WORK TO COMPLETE
Check each line of the records below for the word "GridTrader" and copy those where it appears.

RECORD EXTRACTS
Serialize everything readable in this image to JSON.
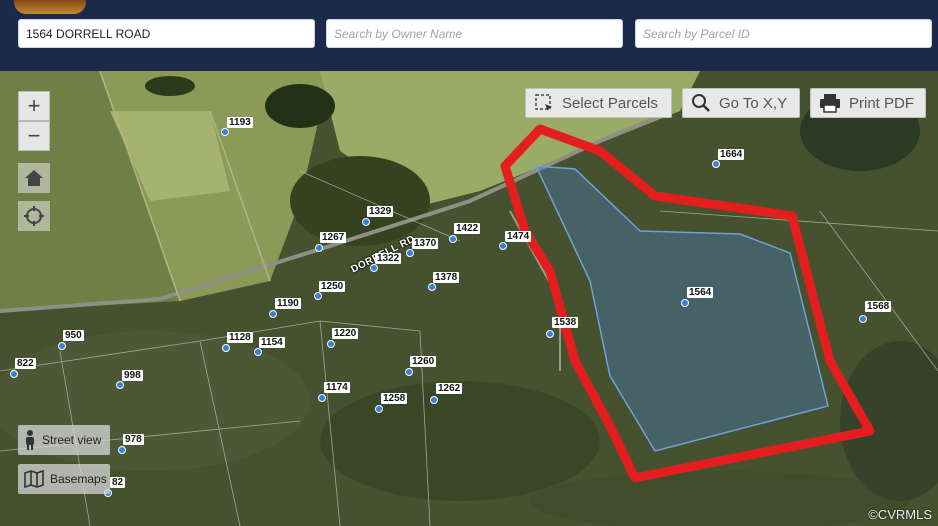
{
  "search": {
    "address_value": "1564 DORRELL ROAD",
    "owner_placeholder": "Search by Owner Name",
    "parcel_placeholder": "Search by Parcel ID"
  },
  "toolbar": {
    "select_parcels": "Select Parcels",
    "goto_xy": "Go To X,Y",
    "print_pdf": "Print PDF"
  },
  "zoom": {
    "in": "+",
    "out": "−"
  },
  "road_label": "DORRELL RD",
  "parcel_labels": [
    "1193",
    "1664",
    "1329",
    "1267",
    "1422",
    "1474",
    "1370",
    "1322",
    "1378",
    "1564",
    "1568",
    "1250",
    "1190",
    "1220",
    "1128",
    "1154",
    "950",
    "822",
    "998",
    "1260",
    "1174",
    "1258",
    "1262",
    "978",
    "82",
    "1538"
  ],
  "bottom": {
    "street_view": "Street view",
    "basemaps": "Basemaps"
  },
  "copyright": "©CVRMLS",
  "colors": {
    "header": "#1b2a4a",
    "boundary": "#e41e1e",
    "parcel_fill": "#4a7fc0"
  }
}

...

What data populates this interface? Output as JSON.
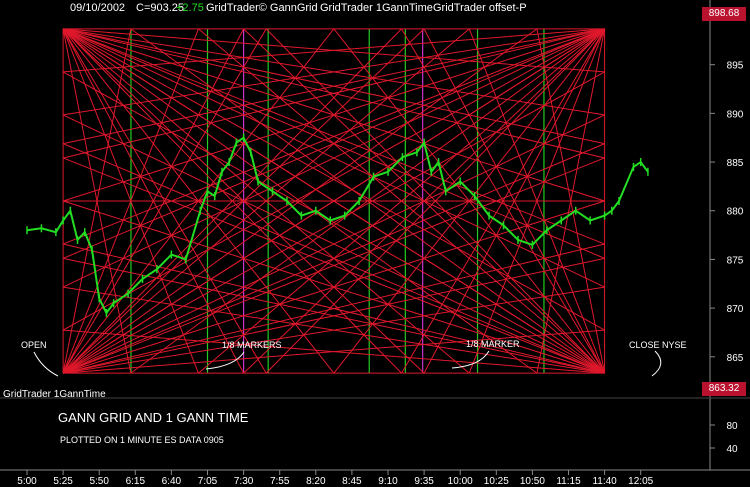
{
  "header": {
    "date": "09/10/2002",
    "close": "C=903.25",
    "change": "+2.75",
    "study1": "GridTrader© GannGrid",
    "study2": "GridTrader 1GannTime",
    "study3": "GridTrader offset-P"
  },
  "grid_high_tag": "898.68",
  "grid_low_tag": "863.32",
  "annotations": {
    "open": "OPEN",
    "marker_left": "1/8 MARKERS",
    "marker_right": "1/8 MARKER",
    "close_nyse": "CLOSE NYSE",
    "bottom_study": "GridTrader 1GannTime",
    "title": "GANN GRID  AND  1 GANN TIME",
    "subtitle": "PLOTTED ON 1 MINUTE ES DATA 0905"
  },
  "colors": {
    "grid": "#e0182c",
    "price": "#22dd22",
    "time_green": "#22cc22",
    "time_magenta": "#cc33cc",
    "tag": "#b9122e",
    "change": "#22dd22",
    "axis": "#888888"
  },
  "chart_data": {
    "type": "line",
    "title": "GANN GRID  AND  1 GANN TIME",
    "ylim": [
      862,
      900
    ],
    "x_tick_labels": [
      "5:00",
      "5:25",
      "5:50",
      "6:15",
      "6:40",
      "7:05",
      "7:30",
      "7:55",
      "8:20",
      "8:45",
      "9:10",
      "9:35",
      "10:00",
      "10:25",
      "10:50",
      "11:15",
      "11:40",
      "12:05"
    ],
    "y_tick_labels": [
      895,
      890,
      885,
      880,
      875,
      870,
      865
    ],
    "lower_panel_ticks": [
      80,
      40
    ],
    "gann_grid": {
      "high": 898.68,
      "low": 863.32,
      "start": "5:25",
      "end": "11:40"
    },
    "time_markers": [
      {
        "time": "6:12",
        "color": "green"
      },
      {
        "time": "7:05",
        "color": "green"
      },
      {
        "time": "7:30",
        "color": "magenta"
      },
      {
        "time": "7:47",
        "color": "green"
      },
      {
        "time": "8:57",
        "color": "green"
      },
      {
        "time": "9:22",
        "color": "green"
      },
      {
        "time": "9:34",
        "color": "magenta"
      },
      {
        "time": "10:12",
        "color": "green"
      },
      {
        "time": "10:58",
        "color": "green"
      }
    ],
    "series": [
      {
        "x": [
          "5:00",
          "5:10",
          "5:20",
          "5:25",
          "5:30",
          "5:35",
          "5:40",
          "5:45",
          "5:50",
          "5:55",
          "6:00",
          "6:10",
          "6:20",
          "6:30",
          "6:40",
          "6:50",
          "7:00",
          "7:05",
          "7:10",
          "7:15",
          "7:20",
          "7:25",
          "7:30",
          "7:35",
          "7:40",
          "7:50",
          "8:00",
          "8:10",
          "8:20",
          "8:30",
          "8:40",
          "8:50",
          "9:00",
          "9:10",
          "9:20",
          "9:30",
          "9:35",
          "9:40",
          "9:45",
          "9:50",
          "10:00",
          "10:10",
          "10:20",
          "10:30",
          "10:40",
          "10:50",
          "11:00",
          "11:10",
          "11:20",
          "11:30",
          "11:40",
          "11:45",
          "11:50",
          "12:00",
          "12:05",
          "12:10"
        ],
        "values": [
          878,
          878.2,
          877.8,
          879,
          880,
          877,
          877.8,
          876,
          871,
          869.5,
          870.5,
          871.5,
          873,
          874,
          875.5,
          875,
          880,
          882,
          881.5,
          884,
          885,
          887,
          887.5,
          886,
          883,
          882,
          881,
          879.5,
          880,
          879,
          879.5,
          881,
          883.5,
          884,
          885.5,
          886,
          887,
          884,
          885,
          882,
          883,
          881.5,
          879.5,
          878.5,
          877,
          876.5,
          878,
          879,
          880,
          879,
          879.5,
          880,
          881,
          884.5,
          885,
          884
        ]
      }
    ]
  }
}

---

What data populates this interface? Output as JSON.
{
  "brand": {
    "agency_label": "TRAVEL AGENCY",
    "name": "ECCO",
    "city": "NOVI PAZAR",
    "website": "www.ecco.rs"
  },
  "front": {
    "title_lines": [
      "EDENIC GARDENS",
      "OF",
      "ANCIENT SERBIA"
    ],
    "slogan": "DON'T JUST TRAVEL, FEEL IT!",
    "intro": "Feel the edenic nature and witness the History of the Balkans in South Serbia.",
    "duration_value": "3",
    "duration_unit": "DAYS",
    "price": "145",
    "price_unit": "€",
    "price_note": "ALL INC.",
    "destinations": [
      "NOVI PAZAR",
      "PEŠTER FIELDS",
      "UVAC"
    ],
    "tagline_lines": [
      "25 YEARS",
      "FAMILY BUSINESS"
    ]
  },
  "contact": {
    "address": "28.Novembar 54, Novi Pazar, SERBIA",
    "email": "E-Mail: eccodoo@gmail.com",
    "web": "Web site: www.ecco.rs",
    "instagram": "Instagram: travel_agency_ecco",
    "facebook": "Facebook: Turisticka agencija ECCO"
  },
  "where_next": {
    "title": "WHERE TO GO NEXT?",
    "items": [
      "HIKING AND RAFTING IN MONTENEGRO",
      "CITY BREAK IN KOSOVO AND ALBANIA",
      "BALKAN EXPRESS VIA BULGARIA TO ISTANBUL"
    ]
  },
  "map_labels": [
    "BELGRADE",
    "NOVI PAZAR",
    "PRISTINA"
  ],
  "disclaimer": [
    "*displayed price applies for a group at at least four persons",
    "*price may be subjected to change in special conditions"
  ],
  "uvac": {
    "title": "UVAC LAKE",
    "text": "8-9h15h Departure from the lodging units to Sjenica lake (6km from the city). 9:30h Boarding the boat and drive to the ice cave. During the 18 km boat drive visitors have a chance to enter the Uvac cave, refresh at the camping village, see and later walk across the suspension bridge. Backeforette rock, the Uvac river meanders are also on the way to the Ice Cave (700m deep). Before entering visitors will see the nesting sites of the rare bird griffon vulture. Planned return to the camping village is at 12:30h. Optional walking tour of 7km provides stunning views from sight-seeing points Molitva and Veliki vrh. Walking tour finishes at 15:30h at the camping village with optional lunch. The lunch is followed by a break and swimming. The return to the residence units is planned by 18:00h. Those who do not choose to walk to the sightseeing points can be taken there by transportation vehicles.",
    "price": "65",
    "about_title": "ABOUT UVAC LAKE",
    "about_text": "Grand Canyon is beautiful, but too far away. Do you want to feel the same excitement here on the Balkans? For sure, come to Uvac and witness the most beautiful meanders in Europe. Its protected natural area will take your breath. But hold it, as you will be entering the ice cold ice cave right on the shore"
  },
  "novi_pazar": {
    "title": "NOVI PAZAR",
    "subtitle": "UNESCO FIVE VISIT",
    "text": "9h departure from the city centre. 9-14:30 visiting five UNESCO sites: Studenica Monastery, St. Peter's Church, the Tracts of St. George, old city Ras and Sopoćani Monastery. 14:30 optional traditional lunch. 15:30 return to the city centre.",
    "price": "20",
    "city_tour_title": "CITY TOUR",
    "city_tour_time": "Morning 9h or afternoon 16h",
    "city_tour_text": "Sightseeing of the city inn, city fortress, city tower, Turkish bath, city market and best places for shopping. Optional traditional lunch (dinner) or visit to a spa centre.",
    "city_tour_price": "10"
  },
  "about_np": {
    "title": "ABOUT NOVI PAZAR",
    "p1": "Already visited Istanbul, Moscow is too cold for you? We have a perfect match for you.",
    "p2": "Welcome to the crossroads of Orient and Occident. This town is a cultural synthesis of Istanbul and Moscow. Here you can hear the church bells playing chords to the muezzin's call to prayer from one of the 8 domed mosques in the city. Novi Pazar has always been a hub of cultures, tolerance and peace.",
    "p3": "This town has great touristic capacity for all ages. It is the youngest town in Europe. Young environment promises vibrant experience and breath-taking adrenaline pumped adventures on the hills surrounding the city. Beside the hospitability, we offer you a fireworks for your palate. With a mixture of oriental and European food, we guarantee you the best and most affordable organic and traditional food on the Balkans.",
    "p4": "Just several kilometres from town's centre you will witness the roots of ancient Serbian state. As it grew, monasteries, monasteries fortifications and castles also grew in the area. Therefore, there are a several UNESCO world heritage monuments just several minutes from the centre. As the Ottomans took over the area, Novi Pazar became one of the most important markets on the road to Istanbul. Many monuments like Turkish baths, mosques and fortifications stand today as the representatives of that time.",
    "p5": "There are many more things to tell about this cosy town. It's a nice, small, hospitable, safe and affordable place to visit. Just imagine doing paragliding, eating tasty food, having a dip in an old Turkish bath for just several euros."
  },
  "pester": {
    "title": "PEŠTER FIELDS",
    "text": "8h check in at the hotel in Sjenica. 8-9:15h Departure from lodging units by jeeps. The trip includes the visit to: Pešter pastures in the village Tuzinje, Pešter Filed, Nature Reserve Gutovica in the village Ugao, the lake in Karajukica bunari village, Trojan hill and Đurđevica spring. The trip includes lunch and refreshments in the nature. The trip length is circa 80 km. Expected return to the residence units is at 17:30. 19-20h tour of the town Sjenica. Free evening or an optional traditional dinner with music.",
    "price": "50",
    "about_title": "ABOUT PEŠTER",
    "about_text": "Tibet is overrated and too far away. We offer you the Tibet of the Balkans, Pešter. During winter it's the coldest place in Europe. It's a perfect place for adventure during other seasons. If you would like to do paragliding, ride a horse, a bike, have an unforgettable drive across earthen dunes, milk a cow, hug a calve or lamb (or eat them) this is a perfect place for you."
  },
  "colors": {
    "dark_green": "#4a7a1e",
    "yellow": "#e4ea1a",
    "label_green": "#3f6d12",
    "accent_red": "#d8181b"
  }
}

WRITTEN SOLUTION
    "study1": "GridTrader© GannGrid",
    "study2": "GridTrader 1GannTime",
    "study3": "GridTrader offset-P"
    "bottom_study": "GridTrader 1GannTime",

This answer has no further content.